A new paper in the Journal of Perinatology presents a fresh concept for neonatal intensive care: the Newborn Intensive Parenting Unit. The overall aim is to “optimize the functioning of the family unit”. The authors focus on relationships:
“Broadening the focus of neonatal care to the family–infant relationship requires an emphasis on relationships in the unit, both relationships within the family and partnerships among staff and family. These partnerships are based on the premise that intensive parenting should begin as soon as possible and be interrupted only when absolutely necessary. The physical and emotional well-being of the family unit are the guiding concerns because it is known that ultimately, the well-being of the family affects the well-being of the baby.”

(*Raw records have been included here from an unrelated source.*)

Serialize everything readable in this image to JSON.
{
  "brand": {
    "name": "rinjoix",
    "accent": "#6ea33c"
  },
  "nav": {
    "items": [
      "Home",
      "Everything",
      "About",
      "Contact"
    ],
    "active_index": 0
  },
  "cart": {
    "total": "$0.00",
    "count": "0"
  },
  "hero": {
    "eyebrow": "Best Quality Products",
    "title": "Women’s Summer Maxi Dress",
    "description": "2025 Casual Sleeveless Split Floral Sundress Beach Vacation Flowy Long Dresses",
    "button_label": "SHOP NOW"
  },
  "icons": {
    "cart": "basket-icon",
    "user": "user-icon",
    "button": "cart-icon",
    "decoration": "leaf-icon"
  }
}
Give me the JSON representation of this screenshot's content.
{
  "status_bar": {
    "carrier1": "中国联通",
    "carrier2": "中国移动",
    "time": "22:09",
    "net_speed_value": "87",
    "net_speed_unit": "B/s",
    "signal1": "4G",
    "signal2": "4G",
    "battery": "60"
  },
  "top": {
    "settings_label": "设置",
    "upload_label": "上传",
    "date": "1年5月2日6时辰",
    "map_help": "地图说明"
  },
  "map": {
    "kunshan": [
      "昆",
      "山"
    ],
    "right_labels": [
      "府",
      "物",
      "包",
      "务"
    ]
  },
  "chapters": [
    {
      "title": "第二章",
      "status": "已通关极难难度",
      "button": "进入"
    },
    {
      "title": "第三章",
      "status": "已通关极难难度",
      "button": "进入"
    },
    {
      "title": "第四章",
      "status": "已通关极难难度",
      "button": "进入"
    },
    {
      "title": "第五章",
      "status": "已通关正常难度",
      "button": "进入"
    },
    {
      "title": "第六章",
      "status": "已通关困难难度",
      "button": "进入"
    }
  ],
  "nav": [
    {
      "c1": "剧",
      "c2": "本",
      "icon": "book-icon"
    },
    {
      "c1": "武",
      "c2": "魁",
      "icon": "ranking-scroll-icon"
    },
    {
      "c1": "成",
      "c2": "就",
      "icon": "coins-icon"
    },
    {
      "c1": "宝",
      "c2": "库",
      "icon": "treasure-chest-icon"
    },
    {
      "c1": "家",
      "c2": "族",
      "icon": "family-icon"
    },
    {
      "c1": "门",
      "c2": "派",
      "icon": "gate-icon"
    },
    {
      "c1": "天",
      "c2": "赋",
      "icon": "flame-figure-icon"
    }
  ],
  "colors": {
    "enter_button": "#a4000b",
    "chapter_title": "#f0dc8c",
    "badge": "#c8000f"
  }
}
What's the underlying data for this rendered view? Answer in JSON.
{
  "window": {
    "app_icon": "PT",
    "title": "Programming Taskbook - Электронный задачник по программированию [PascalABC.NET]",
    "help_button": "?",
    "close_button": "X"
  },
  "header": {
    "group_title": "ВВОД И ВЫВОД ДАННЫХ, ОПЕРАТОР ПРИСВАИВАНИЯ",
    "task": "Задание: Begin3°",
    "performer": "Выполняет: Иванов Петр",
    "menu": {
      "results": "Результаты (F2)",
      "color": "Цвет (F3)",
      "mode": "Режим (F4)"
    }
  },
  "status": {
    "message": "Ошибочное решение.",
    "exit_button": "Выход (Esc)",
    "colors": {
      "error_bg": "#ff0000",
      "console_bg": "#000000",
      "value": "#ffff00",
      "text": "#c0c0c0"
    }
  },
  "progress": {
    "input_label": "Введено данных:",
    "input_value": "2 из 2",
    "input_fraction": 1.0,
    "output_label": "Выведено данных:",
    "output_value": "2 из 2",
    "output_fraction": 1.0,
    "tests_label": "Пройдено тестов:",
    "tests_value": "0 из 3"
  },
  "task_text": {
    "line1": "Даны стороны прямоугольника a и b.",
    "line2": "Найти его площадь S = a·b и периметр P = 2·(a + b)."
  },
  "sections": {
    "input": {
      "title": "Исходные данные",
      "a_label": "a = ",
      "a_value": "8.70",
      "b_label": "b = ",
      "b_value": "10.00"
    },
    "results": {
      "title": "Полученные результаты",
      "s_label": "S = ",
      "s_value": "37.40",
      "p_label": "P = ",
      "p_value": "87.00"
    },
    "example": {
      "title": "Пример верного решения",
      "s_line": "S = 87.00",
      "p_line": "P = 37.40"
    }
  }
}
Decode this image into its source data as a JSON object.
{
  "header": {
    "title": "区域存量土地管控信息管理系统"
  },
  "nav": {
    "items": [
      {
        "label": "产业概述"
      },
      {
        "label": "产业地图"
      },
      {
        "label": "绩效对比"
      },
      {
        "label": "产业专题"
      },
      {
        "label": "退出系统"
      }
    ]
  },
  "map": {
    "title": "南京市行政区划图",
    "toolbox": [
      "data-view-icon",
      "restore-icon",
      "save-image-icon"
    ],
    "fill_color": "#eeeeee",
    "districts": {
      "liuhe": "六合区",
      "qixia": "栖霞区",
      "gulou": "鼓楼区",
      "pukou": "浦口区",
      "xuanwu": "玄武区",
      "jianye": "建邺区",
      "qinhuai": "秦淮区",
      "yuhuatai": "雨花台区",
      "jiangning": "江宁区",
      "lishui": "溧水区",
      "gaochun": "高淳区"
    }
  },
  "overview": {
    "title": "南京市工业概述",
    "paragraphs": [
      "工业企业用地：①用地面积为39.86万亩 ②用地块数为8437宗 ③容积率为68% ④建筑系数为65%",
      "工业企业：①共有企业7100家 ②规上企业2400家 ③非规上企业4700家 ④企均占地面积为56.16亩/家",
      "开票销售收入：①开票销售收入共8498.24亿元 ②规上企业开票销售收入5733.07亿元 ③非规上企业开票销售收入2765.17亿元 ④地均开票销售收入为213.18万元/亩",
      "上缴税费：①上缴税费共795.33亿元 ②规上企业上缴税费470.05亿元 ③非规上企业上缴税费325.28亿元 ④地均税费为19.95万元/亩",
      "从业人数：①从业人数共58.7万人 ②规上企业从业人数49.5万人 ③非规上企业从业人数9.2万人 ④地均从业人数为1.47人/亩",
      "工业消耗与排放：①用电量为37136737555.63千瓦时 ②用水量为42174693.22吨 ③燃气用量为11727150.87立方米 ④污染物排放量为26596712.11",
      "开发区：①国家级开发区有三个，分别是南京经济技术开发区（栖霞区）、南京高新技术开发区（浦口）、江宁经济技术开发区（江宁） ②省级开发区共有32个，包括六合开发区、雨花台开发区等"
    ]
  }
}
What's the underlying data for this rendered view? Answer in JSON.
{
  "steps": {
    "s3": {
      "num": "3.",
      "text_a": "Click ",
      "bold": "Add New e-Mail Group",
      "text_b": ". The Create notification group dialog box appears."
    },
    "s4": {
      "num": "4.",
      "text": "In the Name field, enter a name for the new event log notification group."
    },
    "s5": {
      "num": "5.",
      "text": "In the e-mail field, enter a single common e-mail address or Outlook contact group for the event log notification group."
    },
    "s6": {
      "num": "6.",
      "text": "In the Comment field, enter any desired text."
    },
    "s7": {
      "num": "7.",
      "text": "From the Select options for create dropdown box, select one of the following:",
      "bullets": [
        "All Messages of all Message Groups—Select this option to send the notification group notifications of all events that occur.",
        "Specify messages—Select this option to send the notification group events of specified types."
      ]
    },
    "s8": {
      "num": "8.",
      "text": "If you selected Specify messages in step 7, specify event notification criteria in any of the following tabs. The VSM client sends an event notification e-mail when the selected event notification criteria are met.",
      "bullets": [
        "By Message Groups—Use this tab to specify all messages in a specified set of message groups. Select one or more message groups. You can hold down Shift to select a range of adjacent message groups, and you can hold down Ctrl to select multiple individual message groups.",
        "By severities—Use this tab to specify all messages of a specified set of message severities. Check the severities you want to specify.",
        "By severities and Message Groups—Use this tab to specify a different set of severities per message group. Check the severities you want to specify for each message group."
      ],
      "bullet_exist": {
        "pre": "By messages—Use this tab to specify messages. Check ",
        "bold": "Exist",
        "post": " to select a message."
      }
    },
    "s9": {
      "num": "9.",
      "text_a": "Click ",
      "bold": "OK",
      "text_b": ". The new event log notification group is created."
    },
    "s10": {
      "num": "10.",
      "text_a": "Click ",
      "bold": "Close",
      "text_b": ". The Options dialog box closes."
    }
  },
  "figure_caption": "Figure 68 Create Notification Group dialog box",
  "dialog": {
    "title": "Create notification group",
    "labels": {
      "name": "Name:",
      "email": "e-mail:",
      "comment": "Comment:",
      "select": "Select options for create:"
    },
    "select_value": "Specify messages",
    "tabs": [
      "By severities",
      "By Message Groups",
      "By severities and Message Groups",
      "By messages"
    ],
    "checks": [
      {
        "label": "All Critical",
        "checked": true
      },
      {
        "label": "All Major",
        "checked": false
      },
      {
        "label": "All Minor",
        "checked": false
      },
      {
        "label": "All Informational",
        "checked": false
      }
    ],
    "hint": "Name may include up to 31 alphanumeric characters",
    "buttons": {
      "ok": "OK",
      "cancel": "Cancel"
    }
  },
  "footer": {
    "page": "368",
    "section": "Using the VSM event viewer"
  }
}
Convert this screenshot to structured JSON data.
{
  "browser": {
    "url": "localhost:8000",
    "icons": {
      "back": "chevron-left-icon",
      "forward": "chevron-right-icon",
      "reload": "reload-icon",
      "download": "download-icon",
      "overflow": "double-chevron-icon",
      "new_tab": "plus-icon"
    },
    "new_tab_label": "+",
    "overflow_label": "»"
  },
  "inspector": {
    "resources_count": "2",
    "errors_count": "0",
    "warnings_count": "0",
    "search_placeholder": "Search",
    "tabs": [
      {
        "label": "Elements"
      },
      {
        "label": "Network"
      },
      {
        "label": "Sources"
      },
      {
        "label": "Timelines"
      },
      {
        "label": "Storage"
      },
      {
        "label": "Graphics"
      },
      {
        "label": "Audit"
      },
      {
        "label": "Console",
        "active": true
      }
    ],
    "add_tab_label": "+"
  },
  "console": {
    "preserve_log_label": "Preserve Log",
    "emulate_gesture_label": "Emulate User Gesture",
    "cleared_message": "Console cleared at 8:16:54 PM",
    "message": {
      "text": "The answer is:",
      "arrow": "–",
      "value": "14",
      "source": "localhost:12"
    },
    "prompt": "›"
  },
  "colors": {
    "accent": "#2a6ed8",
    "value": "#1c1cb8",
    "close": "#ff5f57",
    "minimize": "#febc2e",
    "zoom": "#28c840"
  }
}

Unusually, the abstract refers to “mothers and fathers” rather than just “parents”, thereby opening up the possibility of understanding and engaging with family relationships and the cultural differences that shape the different reactions of mothers and fathers to parenting under stress.
Rather disappointingly, the article does not go on to discuss any aspects of gender differences in how mothers and fathers typically respond (see recent Danish research by Betty Noegaard on this), nor does it describe how coparenting relationships within families should be supported. The article lists a series of practices that do require an understanding of these issues in order to deliver effectively to both mothers and fathers:
- Coaching and mentoring
- Explaining benefits of skin-to-skin contact
- Screening of needs, including mental health
- Running parent groups
Hall SL, Hynan MT, Phillips R, Lassen S, Craig JW, Goyer E, Hatfield RF & Cohen H (2017), The neonatal intensive parenting unit: an introduction, Journal of Perinatology 37
Photo: UW Health. Creative Commons.